The feeling for things in themselves, for reality, is more important than the feeling for pictures.
Vincent Van Gogh
This is the day that the Lord has made; let us be glad and rejoice in it.
Mike Walsh, MM. The Hudson Dragon (2013). Looking west across the Hudson at serpentine clouds that spread like a Chinese dragon over the highlands.
I love the words of that psalm. They repeat in my heart like a mantra. This is the day not just today, October 10; not yesterday or tomorrow but the entire span of our days. And the times in which our days are lived. We cannot embrace one in separation from the other, however much we might wish to.
How the psalmist’s lovely proclamation applies to the way we think about art had been the intended springboard for this morning’s post. As luck would have it, a reader got there ahead of me with his response in the comment section to the previous post. Here it is in full, from Richard T.:
Like all human activity, art suffers from cycles of good and bad. Yet even in those cycles, the opposite exists. In the worst of times, good exists. And in the best of times, bad also exists.
I have often wondered how much bad art existed, say 500 years ago. My guess is that there was plenty of bad art, but it was so bad that it ended up in with the garbage. Good art was more likely protected, because it was obviously valuable. Thus it survived.
What distinguishes our current “bad” era is not so much a lack of good art (there is plenty, if one looks for it) but that bad art is the most popular and highly praised. I have faith that some day, many decades from now, we will come to our senses and give good art the praise and attention it deserves.

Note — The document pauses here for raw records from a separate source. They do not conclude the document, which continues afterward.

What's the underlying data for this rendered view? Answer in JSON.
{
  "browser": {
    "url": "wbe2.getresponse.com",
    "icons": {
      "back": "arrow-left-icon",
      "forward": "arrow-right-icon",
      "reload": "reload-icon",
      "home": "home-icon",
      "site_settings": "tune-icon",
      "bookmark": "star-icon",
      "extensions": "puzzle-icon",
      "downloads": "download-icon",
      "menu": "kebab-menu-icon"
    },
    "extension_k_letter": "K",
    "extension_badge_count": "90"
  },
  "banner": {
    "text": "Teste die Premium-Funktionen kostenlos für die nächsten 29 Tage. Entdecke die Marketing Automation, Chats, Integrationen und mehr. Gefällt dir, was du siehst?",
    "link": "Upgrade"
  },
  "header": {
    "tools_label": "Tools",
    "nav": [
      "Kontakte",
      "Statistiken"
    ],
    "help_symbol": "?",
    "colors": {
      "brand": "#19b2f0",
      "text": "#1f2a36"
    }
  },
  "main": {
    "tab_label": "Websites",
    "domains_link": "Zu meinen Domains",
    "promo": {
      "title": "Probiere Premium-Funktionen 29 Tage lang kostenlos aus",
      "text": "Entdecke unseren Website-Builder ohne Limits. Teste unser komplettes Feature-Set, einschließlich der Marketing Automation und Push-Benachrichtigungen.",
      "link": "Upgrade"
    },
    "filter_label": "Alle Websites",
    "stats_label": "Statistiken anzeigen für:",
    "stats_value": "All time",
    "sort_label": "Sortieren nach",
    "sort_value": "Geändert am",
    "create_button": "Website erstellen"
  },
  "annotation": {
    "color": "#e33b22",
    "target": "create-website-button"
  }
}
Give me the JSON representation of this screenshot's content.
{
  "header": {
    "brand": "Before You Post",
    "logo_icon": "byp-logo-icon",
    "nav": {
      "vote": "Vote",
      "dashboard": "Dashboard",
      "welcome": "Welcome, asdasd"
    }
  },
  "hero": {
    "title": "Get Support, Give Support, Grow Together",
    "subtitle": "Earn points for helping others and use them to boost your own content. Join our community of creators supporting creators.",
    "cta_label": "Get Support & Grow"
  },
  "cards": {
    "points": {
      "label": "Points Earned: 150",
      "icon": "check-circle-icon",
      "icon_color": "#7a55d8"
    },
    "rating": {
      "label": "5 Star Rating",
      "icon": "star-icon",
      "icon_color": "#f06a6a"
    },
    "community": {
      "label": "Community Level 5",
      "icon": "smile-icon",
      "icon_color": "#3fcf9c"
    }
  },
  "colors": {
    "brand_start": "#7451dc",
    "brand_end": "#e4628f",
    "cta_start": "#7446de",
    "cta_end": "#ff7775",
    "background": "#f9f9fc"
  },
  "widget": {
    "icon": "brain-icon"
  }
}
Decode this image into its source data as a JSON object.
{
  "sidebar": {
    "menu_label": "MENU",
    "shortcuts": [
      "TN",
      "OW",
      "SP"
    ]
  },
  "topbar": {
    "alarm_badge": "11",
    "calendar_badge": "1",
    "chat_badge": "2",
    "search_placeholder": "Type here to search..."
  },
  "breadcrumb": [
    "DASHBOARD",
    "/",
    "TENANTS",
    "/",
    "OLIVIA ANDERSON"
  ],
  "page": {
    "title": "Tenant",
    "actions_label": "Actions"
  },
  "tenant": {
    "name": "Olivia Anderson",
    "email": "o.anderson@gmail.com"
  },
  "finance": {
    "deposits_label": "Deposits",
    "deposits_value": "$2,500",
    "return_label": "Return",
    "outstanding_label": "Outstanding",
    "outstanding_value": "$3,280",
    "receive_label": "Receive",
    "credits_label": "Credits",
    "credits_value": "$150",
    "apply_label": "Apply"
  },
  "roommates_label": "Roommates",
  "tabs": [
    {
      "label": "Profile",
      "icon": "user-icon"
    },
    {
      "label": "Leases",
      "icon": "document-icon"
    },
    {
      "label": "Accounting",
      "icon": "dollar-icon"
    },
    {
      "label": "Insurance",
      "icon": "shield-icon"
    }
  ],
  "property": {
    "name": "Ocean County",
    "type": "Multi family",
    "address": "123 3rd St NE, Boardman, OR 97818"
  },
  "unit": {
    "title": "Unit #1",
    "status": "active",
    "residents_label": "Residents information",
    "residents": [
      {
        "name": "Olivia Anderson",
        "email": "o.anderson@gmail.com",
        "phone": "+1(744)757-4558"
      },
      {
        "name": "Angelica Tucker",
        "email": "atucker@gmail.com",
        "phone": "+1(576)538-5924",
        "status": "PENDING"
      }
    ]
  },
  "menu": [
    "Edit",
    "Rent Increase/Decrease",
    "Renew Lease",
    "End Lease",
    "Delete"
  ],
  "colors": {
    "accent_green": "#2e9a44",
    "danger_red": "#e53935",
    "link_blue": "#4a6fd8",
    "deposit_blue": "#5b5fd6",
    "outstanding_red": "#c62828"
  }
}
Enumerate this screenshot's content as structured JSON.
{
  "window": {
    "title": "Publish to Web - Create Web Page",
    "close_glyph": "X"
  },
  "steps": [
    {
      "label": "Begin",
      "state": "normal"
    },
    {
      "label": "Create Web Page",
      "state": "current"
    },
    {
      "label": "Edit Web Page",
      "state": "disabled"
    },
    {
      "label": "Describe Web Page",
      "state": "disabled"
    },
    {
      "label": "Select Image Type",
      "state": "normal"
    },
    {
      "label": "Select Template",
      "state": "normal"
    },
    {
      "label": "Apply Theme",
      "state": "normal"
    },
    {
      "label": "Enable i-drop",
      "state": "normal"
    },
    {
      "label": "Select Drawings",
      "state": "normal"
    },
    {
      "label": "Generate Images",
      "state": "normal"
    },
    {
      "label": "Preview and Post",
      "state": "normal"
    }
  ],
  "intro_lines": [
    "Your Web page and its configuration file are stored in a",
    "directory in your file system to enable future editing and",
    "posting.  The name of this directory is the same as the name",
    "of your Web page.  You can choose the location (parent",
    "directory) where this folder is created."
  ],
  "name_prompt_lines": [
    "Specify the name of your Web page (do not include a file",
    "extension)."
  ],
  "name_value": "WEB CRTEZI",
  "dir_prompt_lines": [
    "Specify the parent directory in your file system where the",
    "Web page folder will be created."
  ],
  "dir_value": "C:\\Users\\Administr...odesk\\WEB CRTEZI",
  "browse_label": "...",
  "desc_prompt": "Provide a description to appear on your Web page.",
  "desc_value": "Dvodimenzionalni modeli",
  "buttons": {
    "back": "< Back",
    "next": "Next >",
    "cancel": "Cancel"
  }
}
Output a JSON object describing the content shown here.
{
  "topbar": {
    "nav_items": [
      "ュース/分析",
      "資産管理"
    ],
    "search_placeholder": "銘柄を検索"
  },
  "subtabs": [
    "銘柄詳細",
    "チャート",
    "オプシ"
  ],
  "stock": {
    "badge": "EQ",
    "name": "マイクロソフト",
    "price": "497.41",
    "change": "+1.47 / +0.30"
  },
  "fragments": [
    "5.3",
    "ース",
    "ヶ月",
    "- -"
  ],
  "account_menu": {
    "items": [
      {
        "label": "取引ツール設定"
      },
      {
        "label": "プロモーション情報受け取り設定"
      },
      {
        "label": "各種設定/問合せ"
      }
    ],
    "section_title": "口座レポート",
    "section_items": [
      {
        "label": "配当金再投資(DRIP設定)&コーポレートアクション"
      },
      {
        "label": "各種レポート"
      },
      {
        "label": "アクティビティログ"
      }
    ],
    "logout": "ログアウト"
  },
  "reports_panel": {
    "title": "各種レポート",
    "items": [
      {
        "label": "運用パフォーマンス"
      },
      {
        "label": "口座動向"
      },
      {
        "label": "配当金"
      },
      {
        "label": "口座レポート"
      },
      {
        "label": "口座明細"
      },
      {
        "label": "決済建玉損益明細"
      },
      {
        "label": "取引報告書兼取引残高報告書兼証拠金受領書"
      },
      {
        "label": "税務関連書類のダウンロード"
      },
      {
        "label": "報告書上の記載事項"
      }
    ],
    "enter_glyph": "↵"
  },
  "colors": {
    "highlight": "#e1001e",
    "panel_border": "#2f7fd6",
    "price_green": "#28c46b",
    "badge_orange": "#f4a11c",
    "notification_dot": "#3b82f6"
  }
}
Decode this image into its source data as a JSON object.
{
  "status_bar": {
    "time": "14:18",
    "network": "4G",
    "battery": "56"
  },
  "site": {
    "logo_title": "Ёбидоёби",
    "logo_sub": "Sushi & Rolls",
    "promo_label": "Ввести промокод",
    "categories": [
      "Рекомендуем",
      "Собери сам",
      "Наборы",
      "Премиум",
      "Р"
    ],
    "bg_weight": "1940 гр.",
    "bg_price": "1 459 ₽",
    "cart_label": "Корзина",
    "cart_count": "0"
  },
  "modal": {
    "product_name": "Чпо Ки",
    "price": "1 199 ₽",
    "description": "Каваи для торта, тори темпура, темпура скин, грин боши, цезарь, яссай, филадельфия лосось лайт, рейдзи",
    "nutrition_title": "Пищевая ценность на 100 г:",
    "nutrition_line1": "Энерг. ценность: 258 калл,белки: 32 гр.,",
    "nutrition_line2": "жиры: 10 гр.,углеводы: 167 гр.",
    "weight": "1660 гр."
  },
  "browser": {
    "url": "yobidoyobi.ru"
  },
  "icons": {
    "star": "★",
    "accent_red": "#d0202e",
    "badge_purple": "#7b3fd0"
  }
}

The comment that there is plenty of good art is spot on. And, yes, one has to search it out, beat the bushes, only because we live under such an avalanche of art stuffs. By a peculiar kind of Gresham’s law, the volume of banal or just plain bad art drives the good out of view. There are reasons for this and I want to talk about them in the by-and-by. But first, it is crucial to consider that it is quite likely that there is no less gracious art being produced today than there ever was. It is not commissioned by princes or cardinals. It is not distinctly religious in character. It has available to it a widened range of materials. But it is real, it is good, and it is ours. Let us be glad.